_What you should do:_ Scan the lines below for "consommation" and copy the matches.

_Given information:_
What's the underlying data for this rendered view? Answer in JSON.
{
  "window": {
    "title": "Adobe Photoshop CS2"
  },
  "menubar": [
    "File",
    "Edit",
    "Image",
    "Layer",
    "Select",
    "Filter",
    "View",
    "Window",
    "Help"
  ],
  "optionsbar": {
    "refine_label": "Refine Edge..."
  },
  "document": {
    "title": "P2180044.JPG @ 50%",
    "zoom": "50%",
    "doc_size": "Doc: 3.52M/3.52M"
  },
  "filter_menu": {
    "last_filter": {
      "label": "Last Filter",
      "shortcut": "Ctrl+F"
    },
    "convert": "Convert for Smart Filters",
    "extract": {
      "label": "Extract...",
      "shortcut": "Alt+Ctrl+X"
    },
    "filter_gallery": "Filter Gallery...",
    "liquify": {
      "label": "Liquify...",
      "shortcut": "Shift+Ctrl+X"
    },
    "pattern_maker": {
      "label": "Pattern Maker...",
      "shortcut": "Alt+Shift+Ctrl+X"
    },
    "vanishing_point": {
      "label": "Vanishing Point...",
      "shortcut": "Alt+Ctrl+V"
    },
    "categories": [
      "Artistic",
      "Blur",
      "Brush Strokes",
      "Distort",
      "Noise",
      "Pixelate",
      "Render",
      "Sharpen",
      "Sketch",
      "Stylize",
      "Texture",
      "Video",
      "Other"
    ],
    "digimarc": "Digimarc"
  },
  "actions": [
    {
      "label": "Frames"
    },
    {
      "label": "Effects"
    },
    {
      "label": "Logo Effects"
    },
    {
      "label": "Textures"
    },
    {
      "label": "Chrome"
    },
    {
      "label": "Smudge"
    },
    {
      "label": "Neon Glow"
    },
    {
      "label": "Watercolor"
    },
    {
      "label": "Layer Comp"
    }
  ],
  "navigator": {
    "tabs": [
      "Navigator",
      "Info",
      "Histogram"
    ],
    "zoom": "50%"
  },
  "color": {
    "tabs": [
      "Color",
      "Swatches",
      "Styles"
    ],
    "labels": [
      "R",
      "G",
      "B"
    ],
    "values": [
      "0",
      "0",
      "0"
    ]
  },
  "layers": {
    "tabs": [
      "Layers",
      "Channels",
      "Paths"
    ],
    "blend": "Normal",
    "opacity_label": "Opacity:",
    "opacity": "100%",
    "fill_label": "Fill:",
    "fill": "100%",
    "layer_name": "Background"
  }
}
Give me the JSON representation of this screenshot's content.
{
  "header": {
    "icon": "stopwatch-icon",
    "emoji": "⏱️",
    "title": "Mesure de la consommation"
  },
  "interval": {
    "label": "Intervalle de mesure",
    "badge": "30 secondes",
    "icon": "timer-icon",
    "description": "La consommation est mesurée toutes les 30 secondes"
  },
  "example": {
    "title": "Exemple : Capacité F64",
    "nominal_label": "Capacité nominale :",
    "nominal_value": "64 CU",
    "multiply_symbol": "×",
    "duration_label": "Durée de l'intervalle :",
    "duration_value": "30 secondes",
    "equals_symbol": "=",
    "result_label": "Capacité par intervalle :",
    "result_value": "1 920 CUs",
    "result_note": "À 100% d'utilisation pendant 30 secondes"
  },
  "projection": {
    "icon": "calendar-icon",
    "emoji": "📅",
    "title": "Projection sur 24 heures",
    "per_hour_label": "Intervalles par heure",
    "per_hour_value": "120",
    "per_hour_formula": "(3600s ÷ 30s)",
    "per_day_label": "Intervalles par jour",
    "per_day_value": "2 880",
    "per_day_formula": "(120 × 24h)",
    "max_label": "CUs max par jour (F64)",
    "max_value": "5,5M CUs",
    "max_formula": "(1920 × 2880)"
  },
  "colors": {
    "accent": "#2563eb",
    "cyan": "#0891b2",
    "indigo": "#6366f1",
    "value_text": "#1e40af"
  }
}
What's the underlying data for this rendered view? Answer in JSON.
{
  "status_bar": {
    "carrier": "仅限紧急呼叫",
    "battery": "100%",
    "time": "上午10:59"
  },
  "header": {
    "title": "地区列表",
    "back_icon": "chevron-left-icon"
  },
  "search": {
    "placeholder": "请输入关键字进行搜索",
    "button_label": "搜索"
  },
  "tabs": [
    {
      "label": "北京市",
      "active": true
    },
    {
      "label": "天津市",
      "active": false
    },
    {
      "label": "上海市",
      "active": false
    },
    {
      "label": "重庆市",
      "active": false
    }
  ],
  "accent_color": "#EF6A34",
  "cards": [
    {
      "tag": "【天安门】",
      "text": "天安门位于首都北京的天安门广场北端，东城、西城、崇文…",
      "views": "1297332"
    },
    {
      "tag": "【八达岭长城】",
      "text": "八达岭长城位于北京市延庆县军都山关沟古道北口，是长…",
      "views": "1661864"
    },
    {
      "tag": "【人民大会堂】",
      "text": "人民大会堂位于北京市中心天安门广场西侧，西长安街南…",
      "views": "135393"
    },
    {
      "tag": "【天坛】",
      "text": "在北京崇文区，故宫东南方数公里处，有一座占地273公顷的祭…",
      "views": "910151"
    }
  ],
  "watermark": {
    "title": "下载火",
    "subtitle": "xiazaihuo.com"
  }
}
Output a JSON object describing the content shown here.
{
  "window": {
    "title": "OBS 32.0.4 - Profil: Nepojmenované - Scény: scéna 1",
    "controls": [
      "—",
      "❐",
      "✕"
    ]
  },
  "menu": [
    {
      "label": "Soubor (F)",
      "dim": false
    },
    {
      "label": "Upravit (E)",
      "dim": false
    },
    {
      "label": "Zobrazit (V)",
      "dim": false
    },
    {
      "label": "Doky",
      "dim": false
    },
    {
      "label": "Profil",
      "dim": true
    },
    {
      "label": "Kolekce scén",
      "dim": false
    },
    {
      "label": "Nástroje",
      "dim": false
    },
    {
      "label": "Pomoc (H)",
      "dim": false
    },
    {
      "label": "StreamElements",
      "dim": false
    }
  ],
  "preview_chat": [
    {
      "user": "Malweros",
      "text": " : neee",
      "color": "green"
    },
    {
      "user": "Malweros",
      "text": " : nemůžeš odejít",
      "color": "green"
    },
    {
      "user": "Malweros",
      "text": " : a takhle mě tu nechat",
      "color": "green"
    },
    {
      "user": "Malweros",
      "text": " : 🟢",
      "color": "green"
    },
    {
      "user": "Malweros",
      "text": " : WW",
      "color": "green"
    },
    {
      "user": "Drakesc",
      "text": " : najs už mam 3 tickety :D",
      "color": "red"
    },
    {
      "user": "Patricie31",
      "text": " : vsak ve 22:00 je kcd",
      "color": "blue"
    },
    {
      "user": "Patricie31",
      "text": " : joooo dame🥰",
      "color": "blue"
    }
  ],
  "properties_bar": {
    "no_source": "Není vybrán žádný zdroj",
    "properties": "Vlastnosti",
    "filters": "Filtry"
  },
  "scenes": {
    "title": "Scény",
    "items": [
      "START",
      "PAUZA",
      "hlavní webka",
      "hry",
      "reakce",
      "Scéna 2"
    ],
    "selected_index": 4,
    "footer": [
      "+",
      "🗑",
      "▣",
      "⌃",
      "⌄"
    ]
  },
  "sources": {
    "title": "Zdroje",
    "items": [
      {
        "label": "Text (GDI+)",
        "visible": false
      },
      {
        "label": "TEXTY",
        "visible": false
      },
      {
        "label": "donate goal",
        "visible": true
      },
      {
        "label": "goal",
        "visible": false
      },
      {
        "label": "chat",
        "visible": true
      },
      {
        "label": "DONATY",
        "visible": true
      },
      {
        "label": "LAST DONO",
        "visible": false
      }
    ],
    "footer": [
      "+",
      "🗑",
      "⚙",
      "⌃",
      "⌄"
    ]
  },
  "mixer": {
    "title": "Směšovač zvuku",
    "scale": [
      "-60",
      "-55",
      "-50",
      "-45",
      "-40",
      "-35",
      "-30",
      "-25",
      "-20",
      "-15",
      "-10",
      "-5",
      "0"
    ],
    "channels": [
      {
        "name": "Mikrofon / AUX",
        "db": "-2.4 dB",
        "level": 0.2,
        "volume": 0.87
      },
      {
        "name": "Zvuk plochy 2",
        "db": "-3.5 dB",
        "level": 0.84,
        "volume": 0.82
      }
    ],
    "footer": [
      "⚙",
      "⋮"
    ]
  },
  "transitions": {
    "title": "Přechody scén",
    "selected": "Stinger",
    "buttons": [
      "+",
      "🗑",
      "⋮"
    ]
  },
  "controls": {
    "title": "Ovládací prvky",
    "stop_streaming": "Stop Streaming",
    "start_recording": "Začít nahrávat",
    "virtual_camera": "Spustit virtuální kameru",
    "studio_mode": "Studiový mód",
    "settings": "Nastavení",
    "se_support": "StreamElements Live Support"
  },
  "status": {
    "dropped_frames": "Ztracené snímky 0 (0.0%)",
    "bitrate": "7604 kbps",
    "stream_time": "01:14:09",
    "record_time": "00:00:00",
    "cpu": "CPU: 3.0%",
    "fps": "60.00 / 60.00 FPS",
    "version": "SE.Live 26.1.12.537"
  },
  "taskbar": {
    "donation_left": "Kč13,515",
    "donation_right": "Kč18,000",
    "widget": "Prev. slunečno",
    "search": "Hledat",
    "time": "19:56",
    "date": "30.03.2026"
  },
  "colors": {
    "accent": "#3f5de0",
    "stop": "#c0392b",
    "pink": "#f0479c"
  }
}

_Output of the task:_
    "title": "Mesure de la consommation"
    "description": "La consommation est mesurée toutes les 30 secondes"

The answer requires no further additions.